Progressive Jewish communities at Sinai Synagogue Leeds, The Bradford Synagogue, York Liberal Jewish Community and Holocaust Centre North presented the ‘Beit Yorkshire’ weekend.

With the rise of anti-semitism in the UK since the events of October 7, this planned weekend of activities was a hugely welcomed and timely celebration of Jewish communities in West Yorkshire, and of the importance of interfaith work at the heart of community building.

Around 180 attendees of all ages from across the Jewish communities in West Yorkshire and representatives from all faiths attended the weekend activities, which took place in three different venues.

The weekend started with a Friday night service and Shavura at Sinai Synagogue in the presence of Rabbi Dr Elishava Salamo, the newly-appointed spiritual leader of York’s Jewish community, Cantor Rachel Weston and representatives from Leeds Jewish Representative Council. Leading Northern dignitaries including the Mayor of West Yorkshire Tracy Brabin were also present.

The highlight of the weekend was a Shabbat Service and Kiddush (blessings and reception) on Saturday morning, led by chief executive officer of Liberal Judaism Rabbi Charley Baginsky. It was the first Shabbat service in Huddersfield for over 60 years.

Rabbi Charley Baginsky highlighted that there is rawness, distress and sense of vulnerability in her community.

Rabbi Baginsky also stressed that while this moment is about being able to hold the suffering and fear of those who look to you, it is important to name and recognise the suffering and tragedy of others, as doing so doesn’t diminish our own.

Rabbi Elisheva Salamo (left) and Laurence Saffer

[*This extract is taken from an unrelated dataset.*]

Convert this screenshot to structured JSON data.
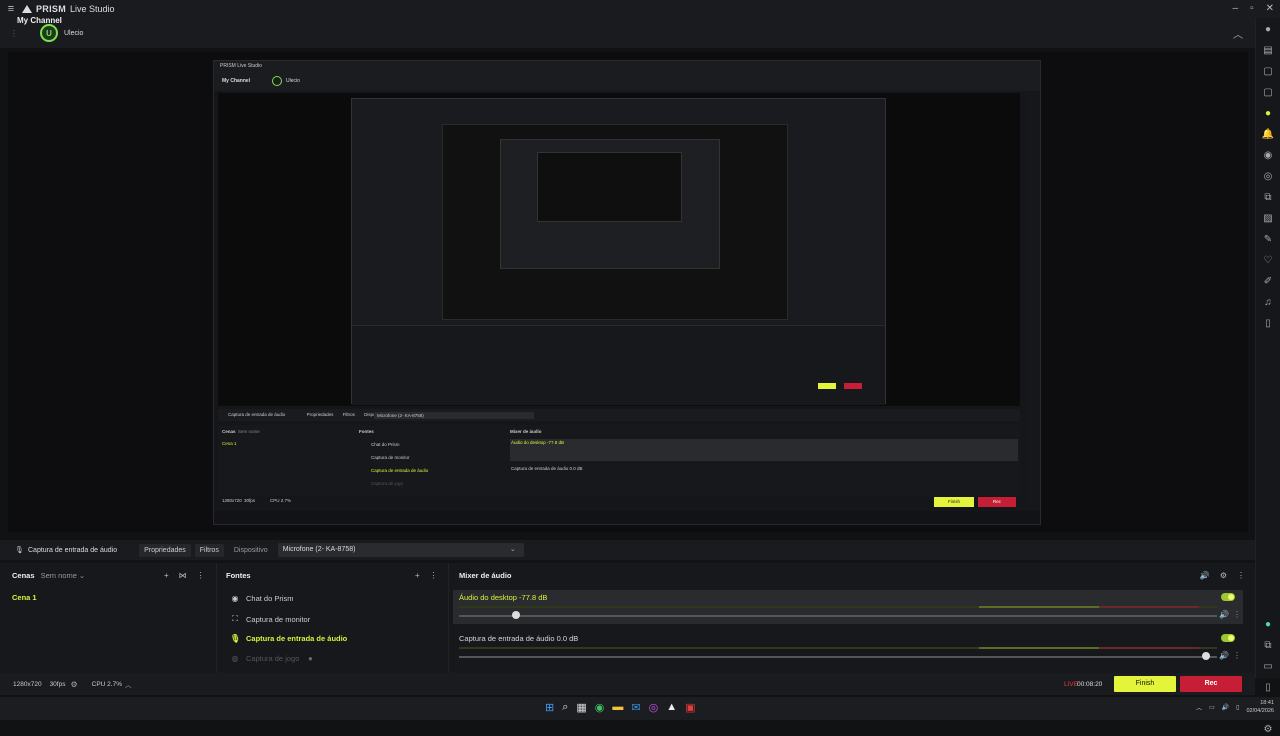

This service was followed by a tour of Holocaust North Centre. Holocaust Centre North’s director Dr Alessandro Bucci and head of learning Hannah Randall spoke about the centre’s work across collections and archive, learning and public engagement, art commissioning and community support.

The weekend ended with a Saturday evening Klezmer concert – Klezmer by Freylach – on Saturday evening at Bradford Synagogue.

Laurence Saffer, representing the organisers, said: “This was a wonderful and unique opportunity for many of the region’s communities to come together and enabled those who have chosen to live outside the Jewish communities to reconnect and meet like-minded people.

“At a time when the Jewish community is feeling particularly vulnerable, it was even more special and poignant to all come together for prayer, music, education, great food and company.”

Dr Bucci added: “For nearly five years, the Holocaust Centre North in Huddersfield has been a pillar of remembrance and education.

“Through our dedicated efforts in archives, education, artistic research and survivor support, we highlight the severe consequences of all extremist regimes by preserving and sharing the stories of Holocaust survivors who identify as both Jewish and Northern.

“’Beit Yorkshire’ offered an unparalleled opportunity for the wider community to engage with us at a time when coming together to support one and other feels more vital than ever before.

“This collaboration between the region’s Jewish communities and Holocaust Centre North was a testament to our shared commitment to the Jewish community in Yorkshire and a truly wonderful event of which there will be more.”

In Yorkshire, around 12,000 individuals identify as Jewish. The recent census highlighted the presence of Jewish people not only in areas with established synagogues but also in Kirklees, Calderdale and Wakefield, where no synagogues currently exist.